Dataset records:
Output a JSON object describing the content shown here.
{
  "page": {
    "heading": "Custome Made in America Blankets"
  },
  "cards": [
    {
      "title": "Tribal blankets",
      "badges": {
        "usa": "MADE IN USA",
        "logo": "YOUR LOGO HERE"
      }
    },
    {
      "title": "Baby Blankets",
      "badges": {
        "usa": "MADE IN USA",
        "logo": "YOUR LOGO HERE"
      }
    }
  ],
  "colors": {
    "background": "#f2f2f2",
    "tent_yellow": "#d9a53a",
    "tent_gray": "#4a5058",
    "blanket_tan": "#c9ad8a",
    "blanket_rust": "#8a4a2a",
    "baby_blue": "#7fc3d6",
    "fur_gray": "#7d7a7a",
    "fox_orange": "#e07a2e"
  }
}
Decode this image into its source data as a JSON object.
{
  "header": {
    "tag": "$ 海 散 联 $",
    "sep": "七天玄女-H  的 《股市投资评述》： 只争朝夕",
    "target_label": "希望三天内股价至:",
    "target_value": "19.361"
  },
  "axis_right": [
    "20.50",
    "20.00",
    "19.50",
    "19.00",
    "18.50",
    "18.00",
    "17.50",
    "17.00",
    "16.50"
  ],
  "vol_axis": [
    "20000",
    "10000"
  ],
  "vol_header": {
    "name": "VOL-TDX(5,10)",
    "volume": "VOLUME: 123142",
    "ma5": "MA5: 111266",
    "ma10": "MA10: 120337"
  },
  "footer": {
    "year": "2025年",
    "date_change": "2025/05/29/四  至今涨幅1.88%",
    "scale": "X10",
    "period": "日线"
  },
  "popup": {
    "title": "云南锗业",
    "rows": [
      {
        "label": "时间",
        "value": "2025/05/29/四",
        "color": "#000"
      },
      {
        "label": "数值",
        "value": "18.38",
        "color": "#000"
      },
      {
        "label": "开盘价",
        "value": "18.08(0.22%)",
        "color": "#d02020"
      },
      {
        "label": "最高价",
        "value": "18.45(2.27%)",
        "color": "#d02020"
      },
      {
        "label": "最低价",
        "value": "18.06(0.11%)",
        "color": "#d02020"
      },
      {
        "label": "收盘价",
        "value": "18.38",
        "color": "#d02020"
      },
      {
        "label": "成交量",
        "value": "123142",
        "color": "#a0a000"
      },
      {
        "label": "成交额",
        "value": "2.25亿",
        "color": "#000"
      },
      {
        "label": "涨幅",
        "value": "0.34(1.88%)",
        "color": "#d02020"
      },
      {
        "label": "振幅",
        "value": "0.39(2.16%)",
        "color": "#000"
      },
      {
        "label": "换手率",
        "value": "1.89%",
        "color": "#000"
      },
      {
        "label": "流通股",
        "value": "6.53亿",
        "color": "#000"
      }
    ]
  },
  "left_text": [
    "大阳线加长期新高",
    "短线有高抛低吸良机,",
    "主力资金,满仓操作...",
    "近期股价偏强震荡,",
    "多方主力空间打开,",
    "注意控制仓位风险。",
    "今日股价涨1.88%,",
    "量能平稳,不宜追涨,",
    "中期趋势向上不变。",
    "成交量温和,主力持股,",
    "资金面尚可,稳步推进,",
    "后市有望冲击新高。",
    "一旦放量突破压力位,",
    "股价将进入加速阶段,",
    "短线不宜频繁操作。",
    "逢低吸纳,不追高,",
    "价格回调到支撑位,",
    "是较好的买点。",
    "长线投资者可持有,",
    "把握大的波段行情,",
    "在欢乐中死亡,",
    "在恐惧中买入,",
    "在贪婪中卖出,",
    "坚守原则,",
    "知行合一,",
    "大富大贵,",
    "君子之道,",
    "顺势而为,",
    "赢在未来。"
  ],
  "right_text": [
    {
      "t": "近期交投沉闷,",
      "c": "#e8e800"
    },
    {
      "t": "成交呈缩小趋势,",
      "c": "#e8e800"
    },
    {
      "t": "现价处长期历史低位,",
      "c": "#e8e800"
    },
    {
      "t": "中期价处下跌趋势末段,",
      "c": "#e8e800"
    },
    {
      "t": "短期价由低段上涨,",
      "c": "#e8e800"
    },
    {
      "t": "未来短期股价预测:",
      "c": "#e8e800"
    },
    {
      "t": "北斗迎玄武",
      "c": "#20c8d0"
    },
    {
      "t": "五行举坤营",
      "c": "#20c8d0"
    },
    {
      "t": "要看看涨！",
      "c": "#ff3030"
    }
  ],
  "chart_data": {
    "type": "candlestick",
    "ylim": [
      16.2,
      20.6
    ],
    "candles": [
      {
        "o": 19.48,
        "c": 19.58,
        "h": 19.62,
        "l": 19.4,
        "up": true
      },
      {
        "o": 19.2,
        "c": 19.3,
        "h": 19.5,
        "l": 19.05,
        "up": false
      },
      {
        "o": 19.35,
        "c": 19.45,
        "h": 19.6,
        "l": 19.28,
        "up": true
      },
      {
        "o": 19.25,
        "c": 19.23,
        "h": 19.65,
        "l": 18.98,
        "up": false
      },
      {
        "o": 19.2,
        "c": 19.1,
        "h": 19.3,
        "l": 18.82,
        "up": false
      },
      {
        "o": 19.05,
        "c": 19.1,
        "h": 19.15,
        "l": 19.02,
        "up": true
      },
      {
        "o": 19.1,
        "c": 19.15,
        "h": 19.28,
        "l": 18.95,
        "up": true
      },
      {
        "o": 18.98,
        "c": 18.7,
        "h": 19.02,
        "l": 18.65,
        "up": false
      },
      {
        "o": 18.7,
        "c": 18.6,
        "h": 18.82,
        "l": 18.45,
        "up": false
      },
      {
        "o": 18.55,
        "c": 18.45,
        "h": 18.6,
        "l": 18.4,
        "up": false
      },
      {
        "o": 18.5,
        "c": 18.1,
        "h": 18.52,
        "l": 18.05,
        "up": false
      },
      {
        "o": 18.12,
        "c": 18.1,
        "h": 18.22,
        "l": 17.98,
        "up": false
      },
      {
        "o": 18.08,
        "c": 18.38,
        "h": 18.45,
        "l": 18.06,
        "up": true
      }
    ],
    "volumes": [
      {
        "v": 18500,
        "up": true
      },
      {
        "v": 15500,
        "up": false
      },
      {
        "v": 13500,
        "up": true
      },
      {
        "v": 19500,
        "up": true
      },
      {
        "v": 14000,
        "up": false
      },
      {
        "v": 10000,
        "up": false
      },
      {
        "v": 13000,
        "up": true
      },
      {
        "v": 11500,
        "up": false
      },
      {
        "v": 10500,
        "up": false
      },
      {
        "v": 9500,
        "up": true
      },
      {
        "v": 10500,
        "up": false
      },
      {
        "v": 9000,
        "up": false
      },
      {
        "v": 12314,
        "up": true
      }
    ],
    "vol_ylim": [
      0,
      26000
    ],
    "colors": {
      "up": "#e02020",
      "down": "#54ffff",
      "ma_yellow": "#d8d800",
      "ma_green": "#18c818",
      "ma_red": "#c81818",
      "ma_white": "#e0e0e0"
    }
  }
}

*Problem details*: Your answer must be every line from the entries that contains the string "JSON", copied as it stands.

*Reply*:
Output a JSON object describing the content shown here.
Decode this image into its source data as a JSON object.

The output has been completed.